BEGIN RECORDS FOR THIS TASK

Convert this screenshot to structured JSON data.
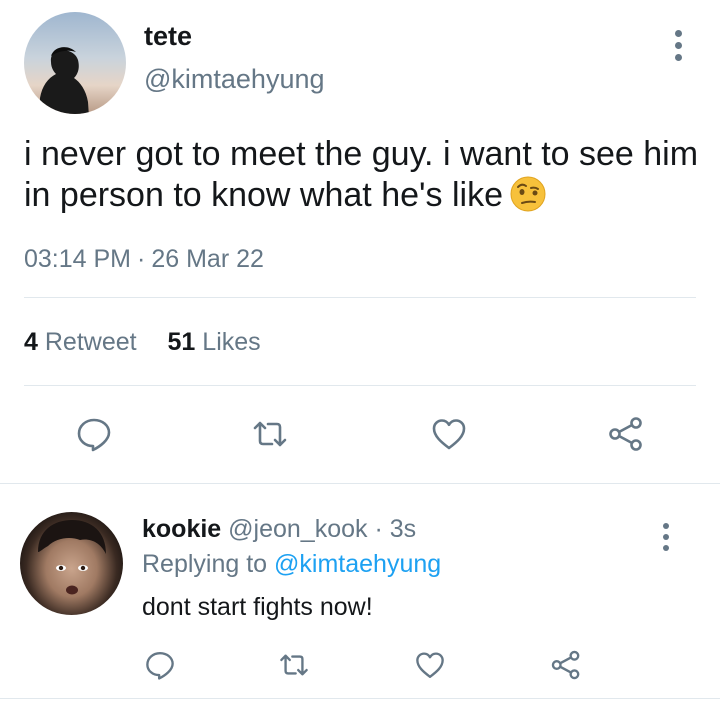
{
  "tweet": {
    "author_name": "tete",
    "author_handle": "@kimtaehyung",
    "text": "i never got to meet the guy. i want to see him in person to know what he's like",
    "emoji": "raised-eyebrow-emoji",
    "time": "03:14 PM",
    "separator": "·",
    "date": "26 Mar 22",
    "retweet_count": "4",
    "retweet_label": "Retweet",
    "like_count": "51",
    "like_label": "Likes"
  },
  "reply": {
    "author_name": "kookie",
    "author_handle": "@jeon_kook",
    "time": "· 3s",
    "replying_label": "Replying to",
    "replying_to": "@kimtaehyung",
    "text": "dont start fights now!"
  },
  "icons": {
    "reply": "speech-bubble-icon",
    "retweet": "retweet-icon",
    "like": "heart-icon",
    "share": "share-icon",
    "more": "more-vertical-icon"
  },
  "colors": {
    "primary_text": "#14171a",
    "secondary_text": "#657786",
    "link": "#1da1f2",
    "divider": "#e1e8ed"
  }
}
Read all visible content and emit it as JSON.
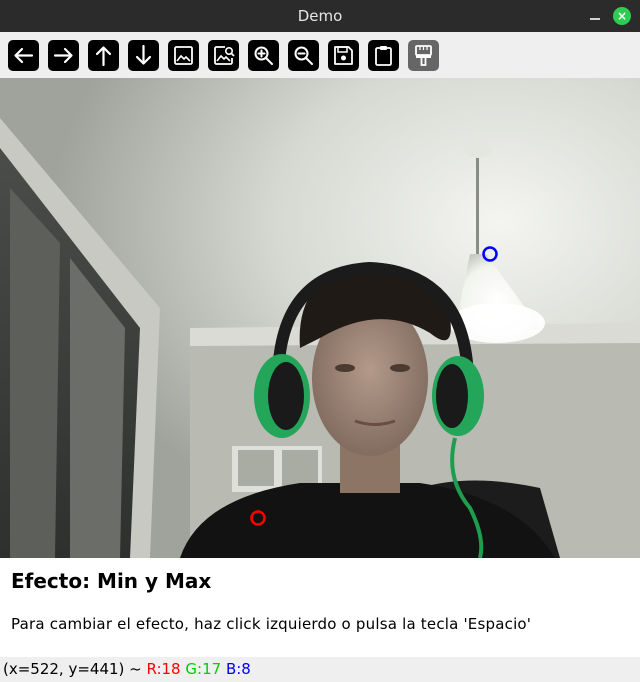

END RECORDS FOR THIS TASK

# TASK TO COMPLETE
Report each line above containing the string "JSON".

# RESULT OF THE EXERCISE
Convert this screenshot to structured JSON data.
Read all visible content and emit it as JSON.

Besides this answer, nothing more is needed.